Netflix is increasing its efforts in Asia after it commissioned more local content and began testing more aggressive price points, but one local rival is hitting back with a program to spotlight promising creators in the region.
Malaysia-headquartered Iflix, which operates in 26 countries across Africa, the Middle East and Asia, today announced a $5 million program to find 30 filmmakers across four of its largest markets: Indonesia, Malaysia, Bangladesh and the Philippines. The company, which has raised nearly $300 million from investors that include Sky, offers a freemium service with a paid tier that costs around $3 per month.
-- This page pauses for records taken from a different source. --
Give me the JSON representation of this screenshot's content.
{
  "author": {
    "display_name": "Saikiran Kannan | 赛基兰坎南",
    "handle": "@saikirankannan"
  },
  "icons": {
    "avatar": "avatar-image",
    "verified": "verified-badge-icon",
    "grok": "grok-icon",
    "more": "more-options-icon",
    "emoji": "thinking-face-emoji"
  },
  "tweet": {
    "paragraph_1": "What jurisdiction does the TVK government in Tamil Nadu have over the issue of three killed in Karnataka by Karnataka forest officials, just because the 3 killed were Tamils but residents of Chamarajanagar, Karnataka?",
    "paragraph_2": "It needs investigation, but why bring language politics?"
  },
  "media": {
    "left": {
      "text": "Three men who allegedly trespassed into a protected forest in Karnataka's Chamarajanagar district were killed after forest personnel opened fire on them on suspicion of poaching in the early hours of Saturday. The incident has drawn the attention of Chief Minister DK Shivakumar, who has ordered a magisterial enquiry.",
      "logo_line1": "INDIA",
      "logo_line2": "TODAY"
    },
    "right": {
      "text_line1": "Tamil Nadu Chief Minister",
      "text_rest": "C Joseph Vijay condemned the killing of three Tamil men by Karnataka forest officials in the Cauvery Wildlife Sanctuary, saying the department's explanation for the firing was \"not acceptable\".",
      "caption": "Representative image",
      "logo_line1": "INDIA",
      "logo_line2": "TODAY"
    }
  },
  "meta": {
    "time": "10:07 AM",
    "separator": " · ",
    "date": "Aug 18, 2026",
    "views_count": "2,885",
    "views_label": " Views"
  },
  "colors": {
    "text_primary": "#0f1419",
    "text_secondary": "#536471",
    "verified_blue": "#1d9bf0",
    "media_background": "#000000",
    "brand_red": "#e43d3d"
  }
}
It claims an audience of “millions” of users.
The 12-month initiative will be run alongside Next 10 Ventures, a digital content program from ex-YouTube exec Benjamin Grubbs, with the aim of helping would-be or part-time filmmakers to fully pursue their passion.
“There’s ad revenue in some markets but it may not be sufficient enough to enable you to have a full-time career,” Grubbs, who was previously YouTube’s global director of top creator partnerships, told TechCrunch in an interview. “A commitment upfront to support creative storytellers is a positive element for the ecosystem… there are things people want to do without waiting for brand sponsorship.”
In addition to financing, the program will provide mentoring, equipment and other assistance to produce content exclusively for Iflix.
Iflix launched its own original content program 18 months ago, and Craig Galvin — the company’s global head of content — said that the initiative isn’t just limited to creators’ local markets, which might be a logical assumption, given Netflix’s more global approach.
Instead, Galvin — who launched Iflix’s first short-form video program earlier this year — argued that there is the potential to reach Iflix’s global viewers.
“We do see our pathway to be more local-centric, but I do believe some of this content will travel well beyond their territories,” he told TechCrunch.
“For many, the remuneration isn’t quite there yet,” Galvin added. “So for us, it’s allowing them some scope to help reach their full potential.”
The short videos supported by the program won’t be quite as brief as the seconds-long shorts you’ll find on TikTok, the fast-growing video platform, since Galvin and Grubbs are seeking more episodic content. However, they remain open to “exploring experimentation” — potentially series of one-minute shorts — if such proposals are judged to resonate with audiences.
“There’s no definitive number, but we’re expecting around 1,500 pieces of content as part of this program,” Galvin said, adding that he hopes to expand the program to cover more, or all, of Iflix’s markets in the future.
Filmmakers wanting to apply to the program can do so on the website here.
One obvious comparison to the Iflix initiative is Viddsee, a Singapore-based streaming service that features short video content from independent filmmakers in Asia and beyond.
Founded in 2012, Viddsee has raised a little over $2 million to date, and it recently introduced a crowdfunding feature that allows filmmakers to raise money directly from its global audience. The company has also helped filmmakers to find brand sponsors in order to get the checks required to fund production.